[glossary_exclude]These approaches can help hospitals to effectively implement IG
Assemble a multidisciplinary team. Make sure all disciplines — information technology, health information management, compliance, C-suite, legal, revenue cycle, risk management, quality, finance, security — are represented. Define everyone’s role in managing information throughout its life cycle. Identify a senior champion who can help with buy-in and provide a financial perspective. Create a charter aligned with organizational goals and priorities. Is population health an issue you’re trying to resolve? Patient engagement? Focus on what you want to accomplish and decide which issues to tackle, one at a time.
Assess the current information landscape. Take an inventory of existing policies, procedures and systems for capturing, processing, delivering and storing data. Get a handle on all data from different departments — accounting transactions, coding data, billing information, and operational and clinical data. Consider all entry and access points. Identify gaps, issues, new priorities. For instance, how are you incorporating patient-generated health information, information from other hospitals and other external information into your system?

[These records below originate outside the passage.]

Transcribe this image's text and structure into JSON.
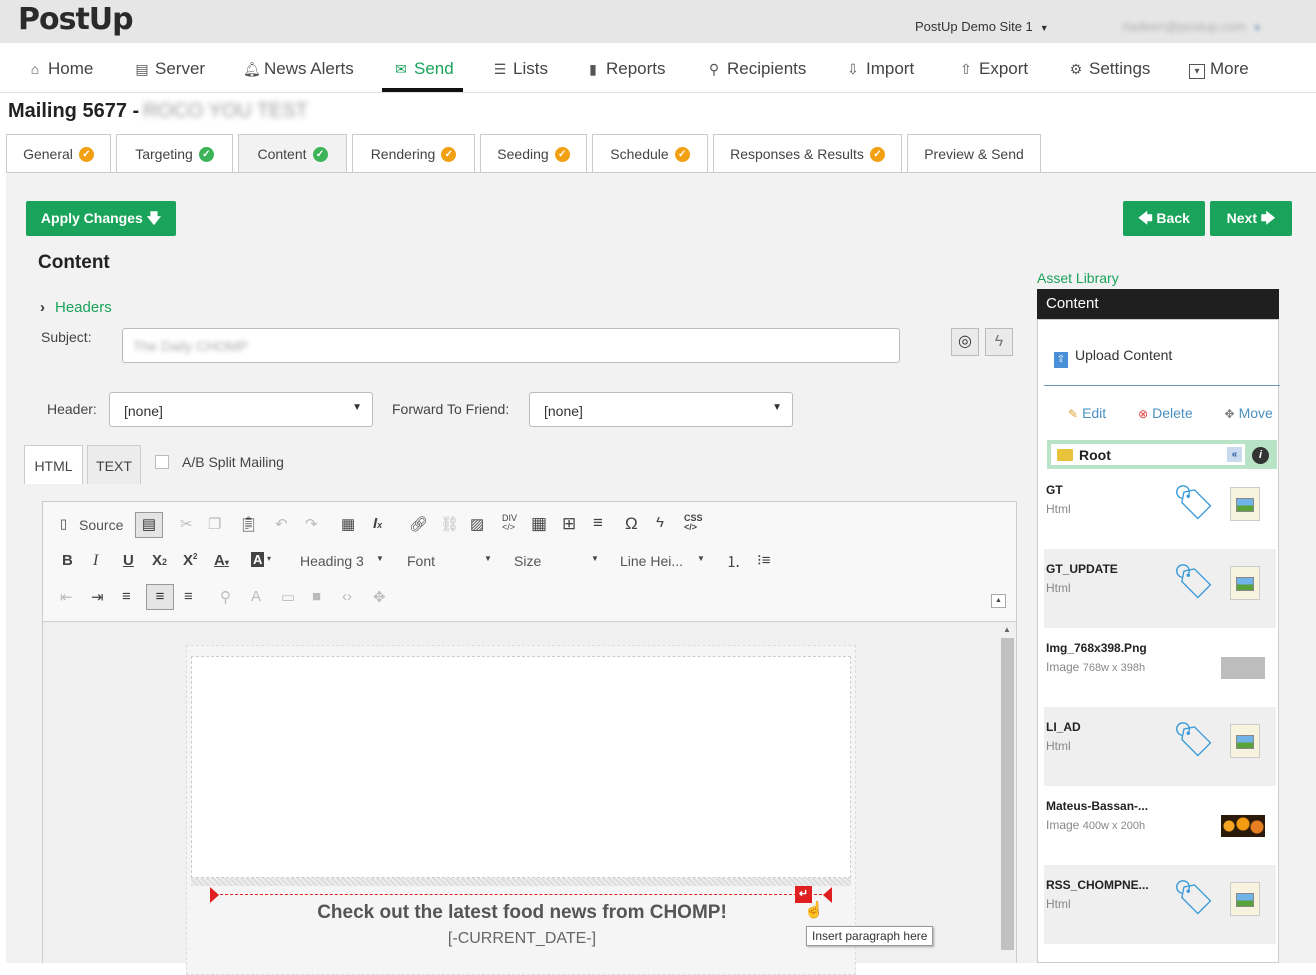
{
  "app": {
    "logo": "PostUp",
    "site": "PostUp Demo Site 1",
    "user": "rladeen@postup.com"
  },
  "nav": [
    {
      "label": "Home",
      "icon": "home-icon",
      "glyph": "⌂"
    },
    {
      "label": "Server",
      "icon": "server-icon",
      "glyph": "▤"
    },
    {
      "label": "News Alerts",
      "icon": "bell-icon",
      "glyph": "🔔︎"
    },
    {
      "label": "Send",
      "icon": "envelope-icon",
      "glyph": "✉"
    },
    {
      "label": "Lists",
      "icon": "list-icon",
      "glyph": "☰"
    },
    {
      "label": "Reports",
      "icon": "bar-chart-icon",
      "glyph": "▮"
    },
    {
      "label": "Recipients",
      "icon": "search-icon",
      "glyph": "⚲"
    },
    {
      "label": "Import",
      "icon": "import-icon",
      "glyph": "⇩"
    },
    {
      "label": "Export",
      "icon": "export-icon",
      "glyph": "⇧"
    },
    {
      "label": "Settings",
      "icon": "gear-icon",
      "glyph": "⚙"
    },
    {
      "label": "More",
      "icon": "more-icon",
      "glyph": "▾"
    }
  ],
  "mailing": {
    "title": "Mailing 5677 -",
    "name": "ROCO YOU TEST"
  },
  "tabs": [
    {
      "label": "General",
      "status": "orange"
    },
    {
      "label": "Targeting",
      "status": "green"
    },
    {
      "label": "Content",
      "status": "green"
    },
    {
      "label": "Rendering",
      "status": "orange"
    },
    {
      "label": "Seeding",
      "status": "orange"
    },
    {
      "label": "Schedule",
      "status": "orange"
    },
    {
      "label": "Responses & Results",
      "status": "orange"
    },
    {
      "label": "Preview & Send",
      "status": ""
    }
  ],
  "buttons": {
    "apply": "Apply Changes 🡇",
    "back": "🡄 Back",
    "next": "Next 🡆"
  },
  "content": {
    "heading": "Content",
    "headers_link": "Headers",
    "subject_label": "Subject:",
    "subject_value": "The Daily CHOMP",
    "header_label": "Header:",
    "header_value": "[none]",
    "ftf_label": "Forward To Friend:",
    "ftf_value": "[none]",
    "tab_html": "HTML",
    "tab_text": "TEXT",
    "ab_split": "A/B Split Mailing"
  },
  "toolbar": {
    "source": "Source",
    "heading": "Heading 3",
    "font": "Font",
    "size": "Size",
    "line_height": "Line Hei..."
  },
  "editor": {
    "headline": "Check out the latest food news from CHOMP!",
    "date_token": "[-CURRENT_DATE-]",
    "tooltip": "Insert paragraph here"
  },
  "assets": {
    "title": "Asset Library",
    "header": "Content",
    "upload": "Upload Content",
    "edit": "Edit",
    "delete": "Delete",
    "move": "Move",
    "root": "Root",
    "items": [
      {
        "name": "GT",
        "type": "Html",
        "dims": "",
        "thumb": "tag"
      },
      {
        "name": "GT_UPDATE",
        "type": "Html",
        "dims": "",
        "thumb": "tag"
      },
      {
        "name": "Img_768x398.Png",
        "type": "Image",
        "dims": "768w x 398h",
        "thumb": "gray"
      },
      {
        "name": "LI_AD",
        "type": "Html",
        "dims": "",
        "thumb": "tag"
      },
      {
        "name": "Mateus-Bassan-...",
        "type": "Image",
        "dims": "400w x 200h",
        "thumb": "orange"
      },
      {
        "name": "RSS_CHOMPNE...",
        "type": "Html",
        "dims": "",
        "thumb": "tag"
      }
    ]
  },
  "colors": {
    "brand_green": "#1aa35a",
    "check_orange": "#f0a011",
    "check_green": "#3cb357"
  }
}
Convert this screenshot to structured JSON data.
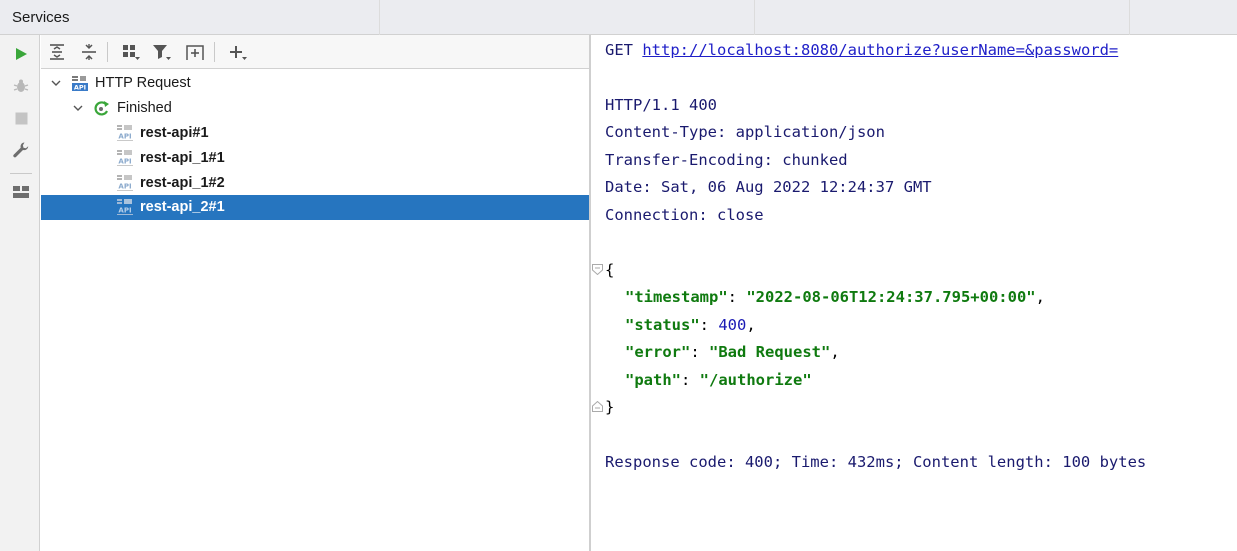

Make the case for IG. Educate the entire organization on the role and mission of the team. Conduct in-service training using infographics, key performance indicators and real-life case studies of organizations that have initiated IG programs. Engage health information management along with clinical, financial and operational staff to show the importance of IG. In her book on information governance, Kloss profiles health care providers at various stages of IG implementation. This is an excellent guide for getting started and gaining support for IG.
Map your data. Ensuring data integrity through data mapping is essential. Work with IT, health information management and other departments to determine which data elements are being mapped. When various data elements are flowing from one system to another, you need to ensure that the information transferred has the same meaning and intent. Are data definitions consistent? How will you consolidate data from different systems and make sure they are accurate, complete and accessible? Look at your source data — where it flows, how it’s handed off, how it’s used. Consistency of data entry on the front end is critical to quality and integrity.
Apply guiding principles for creating an IG program. The 11 Sedona Principles for IG are an example of guiding principles. Collaborate with team members, particularly with health information management professionals who have the expertise to advance enterprise wide IG. As the stewards of health care information for decades, they understand the guiding principles and they’re preparing to assume leadership roles. Invest in health information management training and development.
Invest in advanced technology. Acquire tools to ensure that information is accessible and useful — easily converted into actionable data for strategic initiatives. Invest in data analytics to capitalize on information, improve care and reduce costs. Clear and consistent accounting up front requires data analysis — it’s part of IG. Health care executives need the ability to do business analysis in all care settings and all systems. However, technology alone is not enough — information governance practices are needed to realize the full value of technology. That means having the right people and processes in place along with the right tools to manage information on the front end and ensure reliable information on the back end.